When I began speaking publicly about my husband’s struggle to recover from post-traumatic stress disorder, people occasionally asked, “Why didn’t people used to get PTSD?” They labored under the misconception that since veterans of World War II did not discuss their psychological wounds of war in the same language that we use today, they must not have experienced them at all. In fact, as Jonathan Shay has convincingly demonstrated in his seminal works Achilles in Vietnam and Odysseus in America, the signs of what we would label PTSD today are clearly present in the most ancient works of oral literature. Called “soldier’s heart” after the Civil War, “shell shock” after WWI, and “battle fatigue” after WWII, each generation has struggled to frame and recover from this trauma of their war.
Despite widespread advances in the recognition and understanding of PTSD as a result of intensive efforts by veterans of the Vietnam War, many still carry fundamentally flawed misperceptions of who can develop it and of what it looks like. Only combat arms troops who were involved in frequent firefights suffer from PTSD, they imagine. All of those men experience frequent flashbacks, try to cope with severe substance abuse, and descend into profound dysfunction: unemployment, homelessness. For some, that is indeed the course of the disorder. But not for all.
Combat support and combat service personnel also develop combat-related PTSD: modern wars do not have the “front lines” we may still envision from old movies. Every convoy is at risk from roadside bombs, every secure base can take indirect fire; medics are targeted, truck drivers return fire. (Troops and civilians who never deploy at all can also develop PTSD after surviving rape or other violent crimes, natural disasters, car accidents, or other traumatic experiences.) And while the symptoms of PTSD can reach an unmanageable level for some, many manage to function – succeeding professionally and, to outside appearances, thriving personally – for years or decades while nursing deep pain.

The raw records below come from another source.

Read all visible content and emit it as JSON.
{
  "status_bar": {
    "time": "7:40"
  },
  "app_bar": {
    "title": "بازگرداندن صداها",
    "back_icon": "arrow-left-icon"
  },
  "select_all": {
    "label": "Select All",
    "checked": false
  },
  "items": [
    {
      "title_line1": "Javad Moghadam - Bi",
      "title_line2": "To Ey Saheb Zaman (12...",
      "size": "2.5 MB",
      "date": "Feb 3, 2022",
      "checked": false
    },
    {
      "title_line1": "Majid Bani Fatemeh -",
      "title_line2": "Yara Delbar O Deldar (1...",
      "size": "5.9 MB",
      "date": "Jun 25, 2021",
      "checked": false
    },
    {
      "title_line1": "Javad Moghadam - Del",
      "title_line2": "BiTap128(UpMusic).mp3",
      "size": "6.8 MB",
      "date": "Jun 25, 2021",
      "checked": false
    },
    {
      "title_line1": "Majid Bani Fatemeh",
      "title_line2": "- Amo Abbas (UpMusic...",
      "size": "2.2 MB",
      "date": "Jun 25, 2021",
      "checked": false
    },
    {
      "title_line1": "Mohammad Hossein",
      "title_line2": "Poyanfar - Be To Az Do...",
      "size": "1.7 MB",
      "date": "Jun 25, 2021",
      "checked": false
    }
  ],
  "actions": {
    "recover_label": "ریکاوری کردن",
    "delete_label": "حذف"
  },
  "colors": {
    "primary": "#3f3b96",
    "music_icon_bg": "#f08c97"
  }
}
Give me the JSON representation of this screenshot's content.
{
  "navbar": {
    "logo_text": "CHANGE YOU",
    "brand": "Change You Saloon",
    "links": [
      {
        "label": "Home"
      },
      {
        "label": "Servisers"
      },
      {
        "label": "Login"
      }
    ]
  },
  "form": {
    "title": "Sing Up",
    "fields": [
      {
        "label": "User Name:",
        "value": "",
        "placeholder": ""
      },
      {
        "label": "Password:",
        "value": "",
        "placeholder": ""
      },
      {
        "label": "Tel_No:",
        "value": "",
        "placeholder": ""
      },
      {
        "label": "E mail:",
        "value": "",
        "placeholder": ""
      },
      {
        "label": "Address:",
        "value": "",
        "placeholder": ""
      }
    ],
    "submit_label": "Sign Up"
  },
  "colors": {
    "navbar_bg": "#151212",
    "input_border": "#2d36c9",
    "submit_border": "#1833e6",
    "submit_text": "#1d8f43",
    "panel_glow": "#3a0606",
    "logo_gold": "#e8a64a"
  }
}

Lewis Nelson’s book takes us on his personal journey as a military intelligence soldier through his combat experiences, the gradual disintegration of his marriage, and his eventual realization that PTSD was preventing him from being the man he wanted to be and living the life he wanted for himself and for his family. With grace and empathy, he opens up about his reluctance to admit problems and seek help until finally reaching a breaking point. In doing so, he shatters myths about what kind of person develops PTSD, what forms it takes, and – perhaps most importantly – its permanence. Lewis shares with us the beginning stages of his journey to healing, showing other troops, veterans, and family members that there is a path to reintegration and fulfillment even after years of numbness and pain.
I had the privilege of serving with Lewis at the 101st Airborne Division briefly before leaving active duty to help my husband on his own road to recovery after he sustained a penetrating traumatic brain injury and subsequently developed PTSD. I’ve seen firsthand how hard it can be to admit that everything is not all right and to seek help – and to also see what a profound difference therapy in some form can make. May Lewis, and all who read this tender exploration, navigate through post-traumatic stress and find a measure of post-traumatic growth on the other side.
– Kayla Williams
Kayla Williams is the Director of the Center for Women Veterans at the Department of Veterans Affairs and author of Love My Rifle More Than You: Young and Female in the US Army and Plenty of Time When We Get Home: Love and Recovery in the Aftermath of War
Update: Kayla Williams is now Director of the Military, Veterans and Society Program at the Center for a New American Security.